Requirements for licensing
In Canada, the Alcohol and Gaming Commission of Ontario (AGCO) has released a new guide providing online gaming operators with licensing advice.
The gaming regulator unveiled the Internet Gaming Operator Application Guide on its official website last week. In its own words, the AGCO said it released the advice “to help prospective iGaming operators understand the application requirements and begin preparing for their registration.” The body will accept applications through its web-based portal, iAGCO.
willing to work with companies that have offered unregulated iGaming in Ontario
Within its guide, the AGCO has confirmed that it is willing to work with companies that have offered unregulated iGaming in Ontario. However, they must meet certain requirements before they can acquire a license, such as ending associations with any company operating in the grey market.
What does the guide say?
According to the AGCO’s application guide, the awarding of licenses will fall to iGaming Ontario, a subsidiary of the commission created in July. The regulatory division will begin handing out licenses later in 2021. It has made clear that all applicants must meet “rigorous standards” in regards to integrity, fairness, player protections, and social responsibility.

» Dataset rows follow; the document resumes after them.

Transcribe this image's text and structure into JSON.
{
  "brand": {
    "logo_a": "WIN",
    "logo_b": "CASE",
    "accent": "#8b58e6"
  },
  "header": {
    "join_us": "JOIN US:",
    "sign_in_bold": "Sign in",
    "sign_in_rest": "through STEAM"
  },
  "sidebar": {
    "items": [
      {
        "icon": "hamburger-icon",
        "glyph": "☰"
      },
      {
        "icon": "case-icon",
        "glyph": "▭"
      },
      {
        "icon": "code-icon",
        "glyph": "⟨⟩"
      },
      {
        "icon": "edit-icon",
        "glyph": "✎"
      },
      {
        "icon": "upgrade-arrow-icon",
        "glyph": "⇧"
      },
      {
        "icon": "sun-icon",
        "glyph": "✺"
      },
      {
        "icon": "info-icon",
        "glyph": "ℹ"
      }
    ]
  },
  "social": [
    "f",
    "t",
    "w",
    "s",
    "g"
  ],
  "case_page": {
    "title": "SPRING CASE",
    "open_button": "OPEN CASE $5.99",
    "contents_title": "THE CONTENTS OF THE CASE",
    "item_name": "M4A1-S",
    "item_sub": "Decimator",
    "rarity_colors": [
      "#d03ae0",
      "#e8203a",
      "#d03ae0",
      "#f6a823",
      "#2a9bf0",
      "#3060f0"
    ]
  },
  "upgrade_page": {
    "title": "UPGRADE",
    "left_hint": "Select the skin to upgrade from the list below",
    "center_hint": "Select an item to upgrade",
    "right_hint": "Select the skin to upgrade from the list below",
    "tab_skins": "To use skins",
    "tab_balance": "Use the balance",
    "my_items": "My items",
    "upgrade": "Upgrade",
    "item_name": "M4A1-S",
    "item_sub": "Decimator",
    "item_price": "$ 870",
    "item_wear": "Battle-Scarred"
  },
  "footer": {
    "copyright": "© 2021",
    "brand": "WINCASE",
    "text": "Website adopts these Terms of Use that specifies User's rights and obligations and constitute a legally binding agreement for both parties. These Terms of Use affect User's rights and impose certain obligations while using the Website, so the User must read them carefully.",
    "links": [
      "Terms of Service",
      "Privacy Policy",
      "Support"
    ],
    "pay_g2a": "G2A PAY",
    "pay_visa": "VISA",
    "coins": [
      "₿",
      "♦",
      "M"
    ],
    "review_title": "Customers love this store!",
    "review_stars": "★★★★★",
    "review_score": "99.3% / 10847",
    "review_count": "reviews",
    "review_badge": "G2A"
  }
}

The AGCO took to Twitter on Wednesday last week to publicize the release of the application information:
The guide also establishes other requirements in regards to grey market operators. In addition to cutting all ties with unregulated companies, unlicensed firms must stop all grey market activity as soon as they submit their application. Any unregulated operator that continues to operate in such a manner but then applies for a license at a later date runs the risk of rejection, according to the AGCO.
Successful applicants must pay an annual license fee of CA$100,000 (US$79,043). However, the AGCO has also made clear that there may be additional operator payments to offset the cost for regulating iGaming in the province. Once a company has acquired a license, it can decide whether it wants a term of one or two years.
Single-event betting on the way
Earlier this month, the Canadian government announced that single-event sports betting will finally launch across the country starting August 27. This puts into motion Bill C-218, which Canada’s Senate and Governor General approved in June.
In anticipation of this launch, the Ontario Lottery and Gaming Corporation (OLG) has announced it will go live with a new digital sports betting platform named PROLINE+. The operator posted a video to Twitter on August 13 with some information on the new betting service:
Like the OLG in Ontario, provincial operators in British Columbia and Alberta are also busy preparing for the launch of single-event betting in their respective regions. The British Columbia Lottery Corporation has partnered with Genius Sports for official data and pricing, while Alberta Gaming, Liquor and Cannabis has announced it will soon go live with a new betting website, Play Alberta.